The journey was one of departing from the steadfast work of the British Council of Churches, to a pattern of work which emphasised not so much the collective voice as a dedication to enable the churches themselves to work together, respecting difference as well as seeking commonality.
As Paul says in his reflection, one of the great features of the last thirty years is the rapid expansion of Christian communities and traditions within our country, now reflected in the membership of CTE. I rejoice in this broadening of cooperation. Nowhere has it been more evident in the splendid leadership given to us all in CTE by the Black-led churches in the aftermath of the death of George Floyd. That is such an important moment and one in which the ‘historic’ churches in this country owe much to our fellow Christians.
The challenges facing our country at this critical time have, I believe, deepened the practical ecumenical cooperation which exists is so many places.

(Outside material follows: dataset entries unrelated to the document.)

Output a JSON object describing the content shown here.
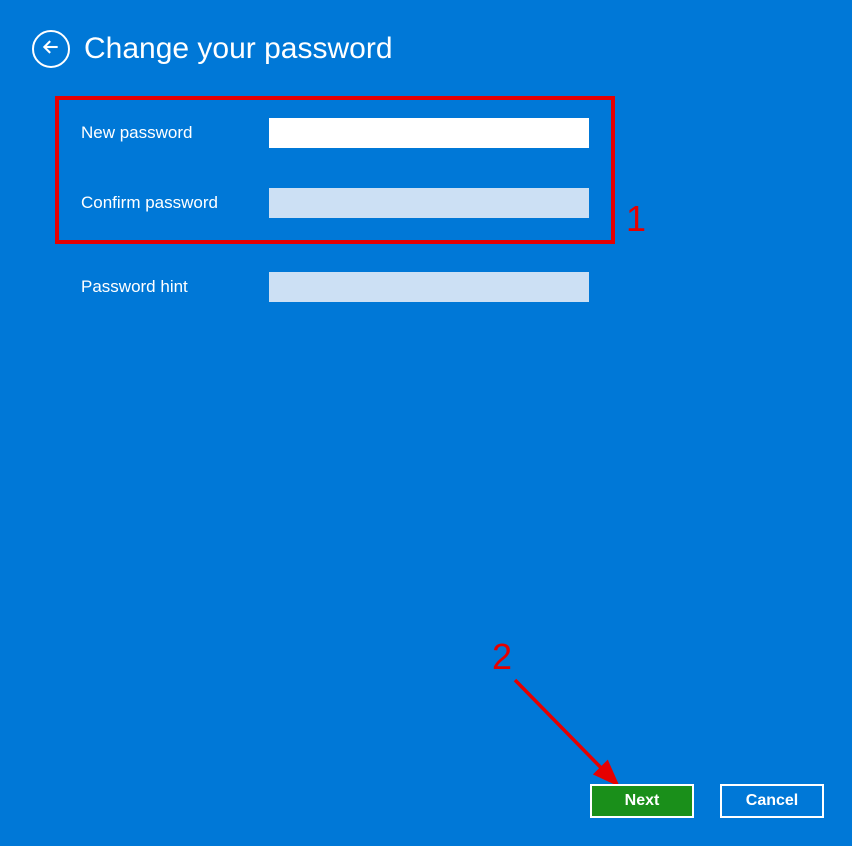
{
  "header": {
    "title": "Change your password"
  },
  "form": {
    "new_password": {
      "label": "New password",
      "value": ""
    },
    "confirm_password": {
      "label": "Confirm password",
      "value": ""
    },
    "password_hint": {
      "label": "Password hint",
      "value": ""
    }
  },
  "buttons": {
    "next": "Next",
    "cancel": "Cancel"
  },
  "annotations": {
    "box1_number": "1",
    "arrow2_number": "2"
  }
}
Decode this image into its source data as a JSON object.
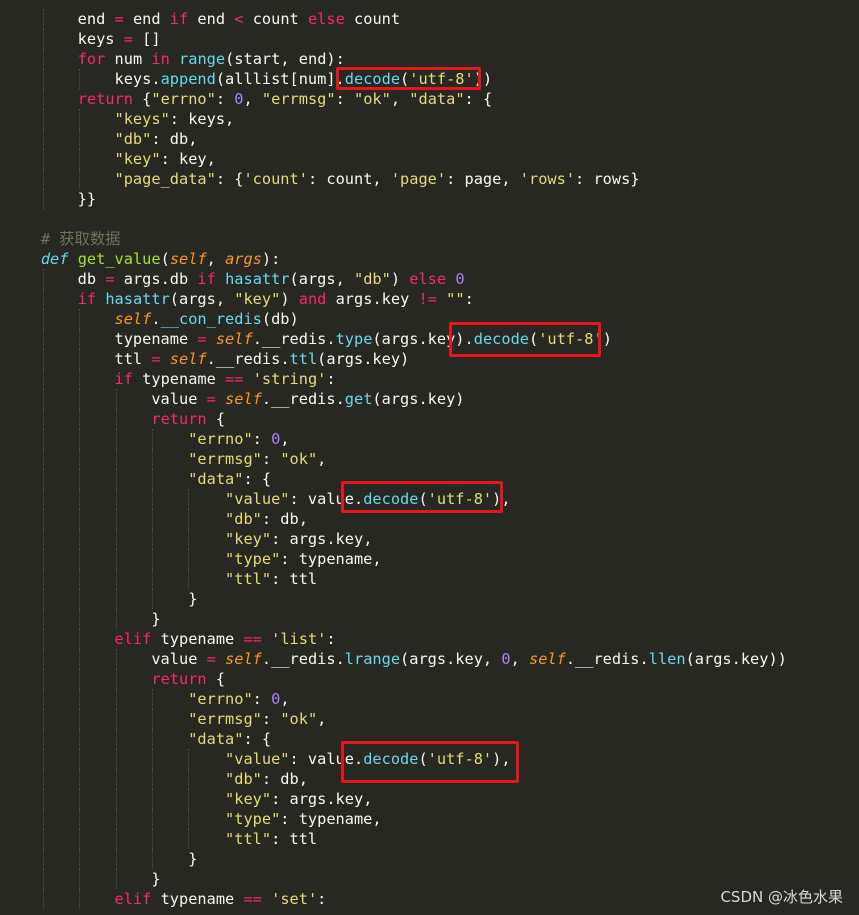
{
  "code": {
    "lines": [
      [
        [
          "pl",
          "        end "
        ],
        [
          "kw",
          "="
        ],
        [
          "pl",
          " end "
        ],
        [
          "kw",
          "if"
        ],
        [
          "pl",
          " end "
        ],
        [
          "kw",
          "<"
        ],
        [
          "pl",
          " count "
        ],
        [
          "kw",
          "else"
        ],
        [
          "pl",
          " count"
        ]
      ],
      [
        [
          "pl",
          "        keys "
        ],
        [
          "kw",
          "="
        ],
        [
          "pl",
          " []"
        ]
      ],
      [
        [
          "pl",
          "        "
        ],
        [
          "kw",
          "for"
        ],
        [
          "pl",
          " num "
        ],
        [
          "kw",
          "in"
        ],
        [
          "pl",
          " "
        ],
        [
          "bi",
          "range"
        ],
        [
          "pl",
          "(start, end):"
        ]
      ],
      [
        [
          "pl",
          "            keys."
        ],
        [
          "bi",
          "append"
        ],
        [
          "pl",
          "(alllist[num]."
        ],
        [
          "bi",
          "decode"
        ],
        [
          "pl",
          "("
        ],
        [
          "str",
          "'utf-8'"
        ],
        [
          "pl",
          "))"
        ]
      ],
      [
        [
          "pl",
          "        "
        ],
        [
          "kw",
          "return"
        ],
        [
          "pl",
          " {"
        ],
        [
          "str",
          "\"errno\""
        ],
        [
          "pl",
          ": "
        ],
        [
          "num",
          "0"
        ],
        [
          "pl",
          ", "
        ],
        [
          "str",
          "\"errmsg\""
        ],
        [
          "pl",
          ": "
        ],
        [
          "str",
          "\"ok\""
        ],
        [
          "pl",
          ", "
        ],
        [
          "str",
          "\"data\""
        ],
        [
          "pl",
          ": {"
        ]
      ],
      [
        [
          "pl",
          "            "
        ],
        [
          "str",
          "\"keys\""
        ],
        [
          "pl",
          ": keys,"
        ]
      ],
      [
        [
          "pl",
          "            "
        ],
        [
          "str",
          "\"db\""
        ],
        [
          "pl",
          ": db,"
        ]
      ],
      [
        [
          "pl",
          "            "
        ],
        [
          "str",
          "\"key\""
        ],
        [
          "pl",
          ": key,"
        ]
      ],
      [
        [
          "pl",
          "            "
        ],
        [
          "str",
          "\"page_data\""
        ],
        [
          "pl",
          ": {"
        ],
        [
          "str",
          "'count'"
        ],
        [
          "pl",
          ": count, "
        ],
        [
          "str",
          "'page'"
        ],
        [
          "pl",
          ": page, "
        ],
        [
          "str",
          "'rows'"
        ],
        [
          "pl",
          ": rows}"
        ]
      ],
      [
        [
          "pl",
          "        }}"
        ]
      ],
      [
        [
          "pl",
          ""
        ]
      ],
      [
        [
          "pl",
          "    "
        ],
        [
          "cmt",
          "# 获取数据"
        ]
      ],
      [
        [
          "pl",
          "    "
        ],
        [
          "def",
          "def"
        ],
        [
          "pl",
          " "
        ],
        [
          "fn",
          "get_value"
        ],
        [
          "pl",
          "("
        ],
        [
          "param",
          "self"
        ],
        [
          "pl",
          ", "
        ],
        [
          "param",
          "args"
        ],
        [
          "pl",
          "):"
        ]
      ],
      [
        [
          "pl",
          "        db "
        ],
        [
          "kw",
          "="
        ],
        [
          "pl",
          " args.db "
        ],
        [
          "kw",
          "if"
        ],
        [
          "pl",
          " "
        ],
        [
          "bi",
          "hasattr"
        ],
        [
          "pl",
          "(args, "
        ],
        [
          "str",
          "\"db\""
        ],
        [
          "pl",
          ") "
        ],
        [
          "kw",
          "else"
        ],
        [
          "pl",
          " "
        ],
        [
          "num",
          "0"
        ]
      ],
      [
        [
          "pl",
          "        "
        ],
        [
          "kw",
          "if"
        ],
        [
          "pl",
          " "
        ],
        [
          "bi",
          "hasattr"
        ],
        [
          "pl",
          "(args, "
        ],
        [
          "str",
          "\"key\""
        ],
        [
          "pl",
          ") "
        ],
        [
          "kw",
          "and"
        ],
        [
          "pl",
          " args.key "
        ],
        [
          "kw",
          "!="
        ],
        [
          "pl",
          " "
        ],
        [
          "str",
          "\"\""
        ],
        [
          "pl",
          ":"
        ]
      ],
      [
        [
          "pl",
          "            "
        ],
        [
          "self",
          "self"
        ],
        [
          "pl",
          "."
        ],
        [
          "bi",
          "__con_redis"
        ],
        [
          "pl",
          "(db)"
        ]
      ],
      [
        [
          "pl",
          "            typename "
        ],
        [
          "kw",
          "="
        ],
        [
          "pl",
          " "
        ],
        [
          "self",
          "self"
        ],
        [
          "pl",
          ".__redis."
        ],
        [
          "bi",
          "type"
        ],
        [
          "pl",
          "(args.key)."
        ],
        [
          "bi",
          "decode"
        ],
        [
          "pl",
          "("
        ],
        [
          "str",
          "'utf-8'"
        ],
        [
          "pl",
          ")"
        ]
      ],
      [
        [
          "pl",
          "            ttl "
        ],
        [
          "kw",
          "="
        ],
        [
          "pl",
          " "
        ],
        [
          "self",
          "self"
        ],
        [
          "pl",
          ".__redis."
        ],
        [
          "bi",
          "ttl"
        ],
        [
          "pl",
          "(args.key)"
        ]
      ],
      [
        [
          "pl",
          "            "
        ],
        [
          "kw",
          "if"
        ],
        [
          "pl",
          " typename "
        ],
        [
          "kw",
          "=="
        ],
        [
          "pl",
          " "
        ],
        [
          "str",
          "'string'"
        ],
        [
          "pl",
          ":"
        ]
      ],
      [
        [
          "pl",
          "                value "
        ],
        [
          "kw",
          "="
        ],
        [
          "pl",
          " "
        ],
        [
          "self",
          "self"
        ],
        [
          "pl",
          ".__redis."
        ],
        [
          "bi",
          "get"
        ],
        [
          "pl",
          "(args.key)"
        ]
      ],
      [
        [
          "pl",
          "                "
        ],
        [
          "kw",
          "return"
        ],
        [
          "pl",
          " {"
        ]
      ],
      [
        [
          "pl",
          "                    "
        ],
        [
          "str",
          "\"errno\""
        ],
        [
          "pl",
          ": "
        ],
        [
          "num",
          "0"
        ],
        [
          "pl",
          ","
        ]
      ],
      [
        [
          "pl",
          "                    "
        ],
        [
          "str",
          "\"errmsg\""
        ],
        [
          "pl",
          ": "
        ],
        [
          "str",
          "\"ok\""
        ],
        [
          "pl",
          ","
        ]
      ],
      [
        [
          "pl",
          "                    "
        ],
        [
          "str",
          "\"data\""
        ],
        [
          "pl",
          ": {"
        ]
      ],
      [
        [
          "pl",
          "                        "
        ],
        [
          "str",
          "\"value\""
        ],
        [
          "pl",
          ": value."
        ],
        [
          "bi",
          "decode"
        ],
        [
          "pl",
          "("
        ],
        [
          "str",
          "'utf-8'"
        ],
        [
          "pl",
          "),"
        ]
      ],
      [
        [
          "pl",
          "                        "
        ],
        [
          "str",
          "\"db\""
        ],
        [
          "pl",
          ": db,"
        ]
      ],
      [
        [
          "pl",
          "                        "
        ],
        [
          "str",
          "\"key\""
        ],
        [
          "pl",
          ": args.key,"
        ]
      ],
      [
        [
          "pl",
          "                        "
        ],
        [
          "str",
          "\"type\""
        ],
        [
          "pl",
          ": typename,"
        ]
      ],
      [
        [
          "pl",
          "                        "
        ],
        [
          "str",
          "\"ttl\""
        ],
        [
          "pl",
          ": ttl"
        ]
      ],
      [
        [
          "pl",
          "                    }"
        ]
      ],
      [
        [
          "pl",
          "                }"
        ]
      ],
      [
        [
          "pl",
          "            "
        ],
        [
          "kw",
          "elif"
        ],
        [
          "pl",
          " typename "
        ],
        [
          "kw",
          "=="
        ],
        [
          "pl",
          " "
        ],
        [
          "str",
          "'list'"
        ],
        [
          "pl",
          ":"
        ]
      ],
      [
        [
          "pl",
          "                value "
        ],
        [
          "kw",
          "="
        ],
        [
          "pl",
          " "
        ],
        [
          "self",
          "self"
        ],
        [
          "pl",
          ".__redis."
        ],
        [
          "bi",
          "lrange"
        ],
        [
          "pl",
          "(args.key, "
        ],
        [
          "num",
          "0"
        ],
        [
          "pl",
          ", "
        ],
        [
          "self",
          "self"
        ],
        [
          "pl",
          ".__redis."
        ],
        [
          "bi",
          "llen"
        ],
        [
          "pl",
          "(args.key))"
        ]
      ],
      [
        [
          "pl",
          "                "
        ],
        [
          "kw",
          "return"
        ],
        [
          "pl",
          " {"
        ]
      ],
      [
        [
          "pl",
          "                    "
        ],
        [
          "str",
          "\"errno\""
        ],
        [
          "pl",
          ": "
        ],
        [
          "num",
          "0"
        ],
        [
          "pl",
          ","
        ]
      ],
      [
        [
          "pl",
          "                    "
        ],
        [
          "str",
          "\"errmsg\""
        ],
        [
          "pl",
          ": "
        ],
        [
          "str",
          "\"ok\""
        ],
        [
          "pl",
          ","
        ]
      ],
      [
        [
          "pl",
          "                    "
        ],
        [
          "str",
          "\"data\""
        ],
        [
          "pl",
          ": {"
        ]
      ],
      [
        [
          "pl",
          "                        "
        ],
        [
          "str",
          "\"value\""
        ],
        [
          "pl",
          ": value."
        ],
        [
          "bi",
          "decode"
        ],
        [
          "pl",
          "("
        ],
        [
          "str",
          "'utf-8'"
        ],
        [
          "pl",
          "),"
        ]
      ],
      [
        [
          "pl",
          "                        "
        ],
        [
          "str",
          "\"db\""
        ],
        [
          "pl",
          ": db,"
        ]
      ],
      [
        [
          "pl",
          "                        "
        ],
        [
          "str",
          "\"key\""
        ],
        [
          "pl",
          ": args.key,"
        ]
      ],
      [
        [
          "pl",
          "                        "
        ],
        [
          "str",
          "\"type\""
        ],
        [
          "pl",
          ": typename,"
        ]
      ],
      [
        [
          "pl",
          "                        "
        ],
        [
          "str",
          "\"ttl\""
        ],
        [
          "pl",
          ": ttl"
        ]
      ],
      [
        [
          "pl",
          "                    }"
        ]
      ],
      [
        [
          "pl",
          "                }"
        ]
      ],
      [
        [
          "pl",
          "            "
        ],
        [
          "kw",
          "elif"
        ],
        [
          "pl",
          " typename "
        ],
        [
          "kw",
          "=="
        ],
        [
          "pl",
          " "
        ],
        [
          "str",
          "'set'"
        ],
        [
          "pl",
          ":"
        ]
      ]
    ],
    "highlighted": ".decode('utf-8')"
  },
  "watermark": "CSDN @冰色水果",
  "colors": {
    "background": "#272822",
    "keyword": "#f92672",
    "function": "#a6e22e",
    "builtin": "#66d9ef",
    "string": "#e6db74",
    "number": "#ae81ff",
    "self": "#fd971f",
    "comment": "#75715e",
    "highlight_box": "#e8141b"
  }
}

Responses to need, to isolation, to hunger quickly bring together neighbouring churches in common effort. There is nothing remarkable about this anymore. It is simply a fact of life and a strong witness to the fruitfulness of faith in Jesus Christ.
In 1987 one of the principal points made by Cardinal Hume was that we would never ‘negotiate’ our way to deeper and fully Christian unity. He was convinced that such unity would come only as a gift and it would come when we were on our knees in prayer. This emphasis on the utter centrality of Jesus as our living Lord and Master is as relevant today as it was thirty years ago. In fact it is more relevant in an age which is more reluctant to step beyond the immediate and the pragmatic. But Jesus is the one thing we have to offer to our country and we do that best together.
I thank God for the life of faith in Jesus, the Eternal Word made flesh, and for the richness of witness given to his Name. I pray that we will continue to live this faith together and be courageous in exploring the secure truths which flow from that faith and which alone give life its firm and true foundations.
+Vincent Nichols